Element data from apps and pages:
================================
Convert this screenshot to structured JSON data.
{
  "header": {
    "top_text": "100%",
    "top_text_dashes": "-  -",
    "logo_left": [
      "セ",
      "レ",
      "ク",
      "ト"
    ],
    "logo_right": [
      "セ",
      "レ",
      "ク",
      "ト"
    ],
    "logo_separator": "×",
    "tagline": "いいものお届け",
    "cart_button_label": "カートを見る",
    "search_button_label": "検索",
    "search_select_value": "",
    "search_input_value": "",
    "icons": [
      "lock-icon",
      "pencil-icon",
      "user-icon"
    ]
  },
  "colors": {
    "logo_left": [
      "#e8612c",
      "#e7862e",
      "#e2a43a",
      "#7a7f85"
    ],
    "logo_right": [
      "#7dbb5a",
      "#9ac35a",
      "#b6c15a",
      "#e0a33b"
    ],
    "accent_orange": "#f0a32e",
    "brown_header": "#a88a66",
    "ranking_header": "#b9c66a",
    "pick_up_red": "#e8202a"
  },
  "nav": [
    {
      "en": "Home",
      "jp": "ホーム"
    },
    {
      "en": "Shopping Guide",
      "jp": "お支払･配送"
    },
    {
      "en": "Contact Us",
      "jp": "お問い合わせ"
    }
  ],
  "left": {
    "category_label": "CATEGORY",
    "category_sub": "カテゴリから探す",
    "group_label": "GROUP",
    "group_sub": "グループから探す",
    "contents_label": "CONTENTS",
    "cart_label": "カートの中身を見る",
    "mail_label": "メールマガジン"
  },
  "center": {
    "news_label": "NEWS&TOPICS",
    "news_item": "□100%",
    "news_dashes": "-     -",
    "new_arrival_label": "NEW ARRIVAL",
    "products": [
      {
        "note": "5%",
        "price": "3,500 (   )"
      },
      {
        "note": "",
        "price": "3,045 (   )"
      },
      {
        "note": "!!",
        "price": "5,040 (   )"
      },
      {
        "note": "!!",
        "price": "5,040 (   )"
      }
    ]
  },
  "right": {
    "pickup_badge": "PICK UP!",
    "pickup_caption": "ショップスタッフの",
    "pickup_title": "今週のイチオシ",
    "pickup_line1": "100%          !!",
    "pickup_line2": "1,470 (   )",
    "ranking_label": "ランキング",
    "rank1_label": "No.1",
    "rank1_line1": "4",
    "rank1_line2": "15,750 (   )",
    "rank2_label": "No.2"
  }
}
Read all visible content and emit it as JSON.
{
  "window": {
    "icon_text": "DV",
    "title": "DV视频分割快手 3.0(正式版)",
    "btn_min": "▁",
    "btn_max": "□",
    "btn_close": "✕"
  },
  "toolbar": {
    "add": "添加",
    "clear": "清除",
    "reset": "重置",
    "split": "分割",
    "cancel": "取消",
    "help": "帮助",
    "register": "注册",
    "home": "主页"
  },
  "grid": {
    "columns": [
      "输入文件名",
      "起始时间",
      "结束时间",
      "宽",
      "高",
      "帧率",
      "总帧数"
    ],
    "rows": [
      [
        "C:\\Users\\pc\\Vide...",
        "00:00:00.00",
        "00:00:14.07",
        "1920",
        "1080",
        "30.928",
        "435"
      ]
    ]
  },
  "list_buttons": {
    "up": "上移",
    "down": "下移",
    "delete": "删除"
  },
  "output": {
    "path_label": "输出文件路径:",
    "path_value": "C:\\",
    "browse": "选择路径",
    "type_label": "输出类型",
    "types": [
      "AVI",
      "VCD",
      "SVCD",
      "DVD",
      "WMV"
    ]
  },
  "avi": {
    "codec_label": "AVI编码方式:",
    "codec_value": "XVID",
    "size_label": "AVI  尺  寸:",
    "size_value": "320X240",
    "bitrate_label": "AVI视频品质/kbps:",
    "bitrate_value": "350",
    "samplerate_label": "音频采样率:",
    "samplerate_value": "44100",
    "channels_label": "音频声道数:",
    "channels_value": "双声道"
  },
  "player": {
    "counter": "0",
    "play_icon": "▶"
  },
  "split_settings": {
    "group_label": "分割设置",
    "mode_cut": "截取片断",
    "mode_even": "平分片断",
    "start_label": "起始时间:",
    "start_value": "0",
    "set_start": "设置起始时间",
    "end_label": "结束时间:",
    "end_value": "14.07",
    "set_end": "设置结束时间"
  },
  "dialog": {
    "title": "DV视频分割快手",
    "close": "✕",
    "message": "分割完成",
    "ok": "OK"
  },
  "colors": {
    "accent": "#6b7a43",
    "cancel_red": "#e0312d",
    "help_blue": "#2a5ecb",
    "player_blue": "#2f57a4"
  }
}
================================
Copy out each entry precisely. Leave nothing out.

Convert this screenshot to structured JSON data.
{
  "header": {
    "top_text": "100%",
    "top_text_dashes": "-  -",
    "logo_left": [
      "セ",
      "レ",
      "ク",
      "ト"
    ],
    "logo_right": [
      "セ",
      "レ",
      "ク",
      "ト"
    ],
    "logo_separator": "×",
    "tagline": "いいものお届け",
    "cart_button_label": "カートを見る",
    "search_button_label": "検索",
    "search_select_value": "",
    "search_input_value": "",
    "icons": [
      "lock-icon",
      "pencil-icon",
      "user-icon"
    ]
  },
  "colors": {
    "logo_left": [
      "#e8612c",
      "#e7862e",
      "#e2a43a",
      "#7a7f85"
    ],
    "logo_right": [
      "#7dbb5a",
      "#9ac35a",
      "#b6c15a",
      "#e0a33b"
    ],
    "accent_orange": "#f0a32e",
    "brown_header": "#a88a66",
    "ranking_header": "#b9c66a",
    "pick_up_red": "#e8202a"
  },
  "nav": [
    {
      "en": "Home",
      "jp": "ホーム"
    },
    {
      "en": "Shopping Guide",
      "jp": "お支払･配送"
    },
    {
      "en": "Contact Us",
      "jp": "お問い合わせ"
    }
  ],
  "left": {
    "category_label": "CATEGORY",
    "category_sub": "カテゴリから探す",
    "group_label": "GROUP",
    "group_sub": "グループから探す",
    "contents_label": "CONTENTS",
    "cart_label": "カートの中身を見る",
    "mail_label": "メールマガジン"
  },
  "center": {
    "news_label": "NEWS&TOPICS",
    "news_item": "□100%",
    "news_dashes": "-     -",
    "new_arrival_label": "NEW ARRIVAL",
    "products": [
      {
        "note": "5%",
        "price": "3,500 (   )"
      },
      {
        "note": "",
        "price": "3,045 (   )"
      },
      {
        "note": "!!",
        "price": "5,040 (   )"
      },
      {
        "note": "!!",
        "price": "5,040 (   )"
      }
    ]
  },
  "right": {
    "pickup_badge": "PICK UP!",
    "pickup_caption": "ショップスタッフの",
    "pickup_title": "今週のイチオシ",
    "pickup_line1": "100%          !!",
    "pickup_line2": "1,470 (   )",
    "ranking_label": "ランキング",
    "rank1_label": "No.1",
    "rank1_line1": "4",
    "rank1_line2": "15,750 (   )",
    "rank2_label": "No.2"
  }
}
Read all visible content and emit it as JSON.
{
  "window": {
    "icon_text": "DV",
    "title": "DV视频分割快手 3.0(正式版)",
    "btn_min": "▁",
    "btn_max": "□",
    "btn_close": "✕"
  },
  "toolbar": {
    "add": "添加",
    "clear": "清除",
    "reset": "重置",
    "split": "分割",
    "cancel": "取消",
    "help": "帮助",
    "register": "注册",
    "home": "主页"
  },
  "grid": {
    "columns": [
      "输入文件名",
      "起始时间",
      "结束时间",
      "宽",
      "高",
      "帧率",
      "总帧数"
    ],
    "rows": [
      [
        "C:\\Users\\pc\\Vide...",
        "00:00:00.00",
        "00:00:14.07",
        "1920",
        "1080",
        "30.928",
        "435"
      ]
    ]
  },
  "list_buttons": {
    "up": "上移",
    "down": "下移",
    "delete": "删除"
  },
  "output": {
    "path_label": "输出文件路径:",
    "path_value": "C:\\",
    "browse": "选择路径",
    "type_label": "输出类型",
    "types": [
      "AVI",
      "VCD",
      "SVCD",
      "DVD",
      "WMV"
    ]
  },
  "avi": {
    "codec_label": "AVI编码方式:",
    "codec_value": "XVID",
    "size_label": "AVI  尺  寸:",
    "size_value": "320X240",
    "bitrate_label": "AVI视频品质/kbps:",
    "bitrate_value": "350",
    "samplerate_label": "音频采样率:",
    "samplerate_value": "44100",
    "channels_label": "音频声道数:",
    "channels_value": "双声道"
  },
  "player": {
    "counter": "0",
    "play_icon": "▶"
  },
  "split_settings": {
    "group_label": "分割设置",
    "mode_cut": "截取片断",
    "mode_even": "平分片断",
    "start_label": "起始时间:",
    "start_value": "0",
    "set_start": "设置起始时间",
    "end_label": "结束时间:",
    "end_value": "14.07",
    "set_end": "设置结束时间"
  },
  "dialog": {
    "title": "DV视频分割快手",
    "close": "✕",
    "message": "分割完成",
    "ok": "OK"
  },
  "colors": {
    "accent": "#6b7a43",
    "cancel_red": "#e0312d",
    "help_blue": "#2a5ecb",
    "player_blue": "#2f57a4"
  }
}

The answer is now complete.